“Z” is for Zebras…
Zebra is a medical slang term for a surprising diagnosis. Although rare diseases are, in general, surprising when they are encountered, other diseases can be surprising in a particular person and time, and so “zebra” is the broader concept.
The term derives from the aphorism “When you hear hoofbeats behind you, don’t expect to see a zebra“, which was coined in a slightly modified form in the late 1940s by Dr. Theodore Woodward, a former professor at the University of Maryland School of Medicine in Baltimore. Since horses are the most commonly encountered hoofed animal and zebras are very rare, logically you could confidently guess that the animal making the hoofbeats is probably a horse.

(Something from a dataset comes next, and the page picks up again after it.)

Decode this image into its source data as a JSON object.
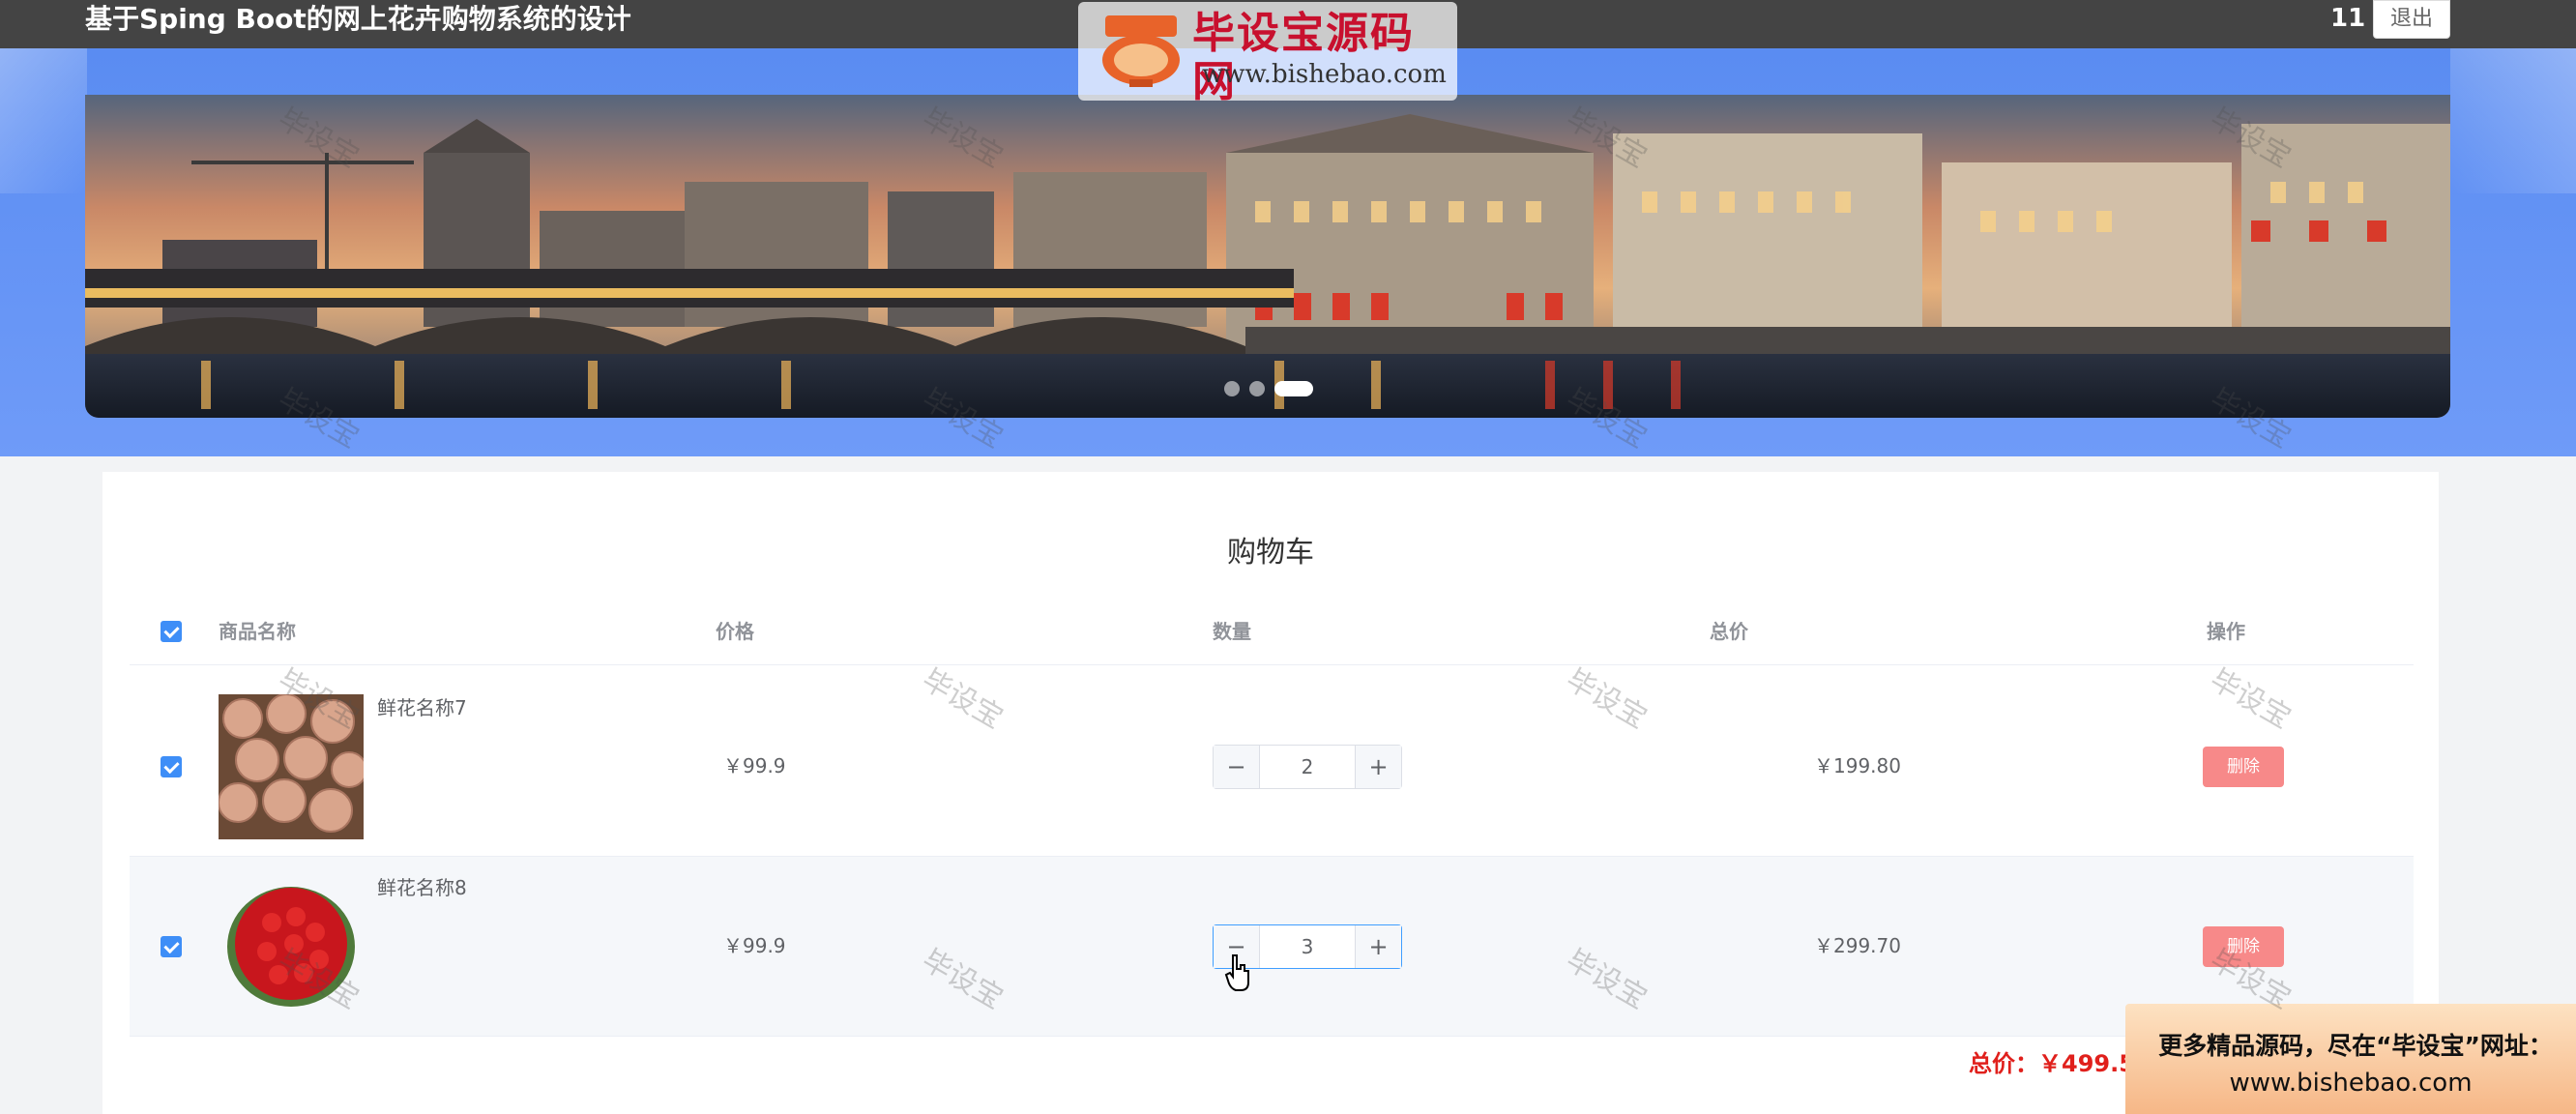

By 1960, the aphorism was widely known in medical circles.
So both rare diseases and early age onset of common diseases could be defined as Zebra’s and doctors are told to look for horses not zebra’s. So a good family health history that showed either a rare disease or early onset of common disease would provide the doctor with an incentive to look for the ZEBRA instead of the horse.
At this point in time they have identified 7,000 rare diseases. To be qualified as a rare disease there has to be less than 200,000 individuals in the US diagnosed with that specific disease and can at times number less than 100.
I have been looking for the statistics on the number of adopted individuals in the US and cannot find them but remember it is approximately 2%. Adopted individuals from the Baby Scoop Era is estimated to be approximately 6 Million. None of us from the BSE had great starting family health histories and now that we are older those histories, even the good ones are useless. Those who have found their families may only be able to obtain their maternal family health history, although some is always better than none.
So how likely is it that two adult adoptees from the BSE, living in different countries would find each other on a message board, become friends and find out we had both be diagnosed with a rare disease? And would then start a blog together? Yes – both of us have been diagnosed with a rare disease so we are Zebra’s to the medical world. One got her diagnosis relatively early – my diagnosis came after being mis-diagnosed with a common disease and then surviving two back to back life threatening events, and then the diagnosis only happened because the specialist was willing to entertain the idea of a Zebra, not a horse.
But when I read different adult adoptee blogs I find we are not the only ones with rare diseases or being diagnosed at an early age for a common disease.
So how rare is it for an adoptee to be diagnosed with a rare disease or at an early age for a common disease?
I think this type of study would actually be beneficial study on Adoptees…
If you are an adoptee that falls into either category, i.e. a ZEBRA – please leave a comment. Should we not be working together to make the adoption world aware this is a bigger problem than anyone realized – for the next generation of adoptees? Because we know there will be more generations of adoptees…